About this exercise:
Among the records below, find the lines that contain "JSON" and copy each of them.

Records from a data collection

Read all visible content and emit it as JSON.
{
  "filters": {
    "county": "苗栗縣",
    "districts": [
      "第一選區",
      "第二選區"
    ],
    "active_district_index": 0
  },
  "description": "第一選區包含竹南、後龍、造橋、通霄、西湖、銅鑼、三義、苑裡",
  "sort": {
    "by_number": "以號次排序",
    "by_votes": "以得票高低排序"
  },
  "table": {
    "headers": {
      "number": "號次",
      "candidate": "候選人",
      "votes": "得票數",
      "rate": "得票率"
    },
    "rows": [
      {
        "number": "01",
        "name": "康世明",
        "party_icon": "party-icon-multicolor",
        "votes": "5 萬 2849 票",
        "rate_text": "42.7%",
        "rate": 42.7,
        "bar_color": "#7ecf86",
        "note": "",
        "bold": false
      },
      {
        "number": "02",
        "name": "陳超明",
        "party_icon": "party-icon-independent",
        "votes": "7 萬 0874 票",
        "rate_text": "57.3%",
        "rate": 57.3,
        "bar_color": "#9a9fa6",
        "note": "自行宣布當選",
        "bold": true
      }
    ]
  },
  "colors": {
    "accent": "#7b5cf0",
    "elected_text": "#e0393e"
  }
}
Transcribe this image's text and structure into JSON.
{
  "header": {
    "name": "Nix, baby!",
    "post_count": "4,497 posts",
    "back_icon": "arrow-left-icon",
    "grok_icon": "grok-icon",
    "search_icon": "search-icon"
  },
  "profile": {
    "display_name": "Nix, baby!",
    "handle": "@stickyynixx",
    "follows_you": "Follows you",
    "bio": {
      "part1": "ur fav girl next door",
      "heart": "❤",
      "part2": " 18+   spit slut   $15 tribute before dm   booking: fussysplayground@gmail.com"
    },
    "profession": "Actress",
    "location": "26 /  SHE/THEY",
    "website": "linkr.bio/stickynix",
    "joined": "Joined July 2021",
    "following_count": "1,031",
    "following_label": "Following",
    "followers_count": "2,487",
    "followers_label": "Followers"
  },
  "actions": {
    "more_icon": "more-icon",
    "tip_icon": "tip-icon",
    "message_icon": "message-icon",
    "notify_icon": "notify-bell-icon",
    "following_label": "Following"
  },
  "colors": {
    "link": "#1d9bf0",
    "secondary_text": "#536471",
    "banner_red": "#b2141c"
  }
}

Problem solution:
Read all visible content and emit it as JSON.
Transcribe this image's text and structure into JSON.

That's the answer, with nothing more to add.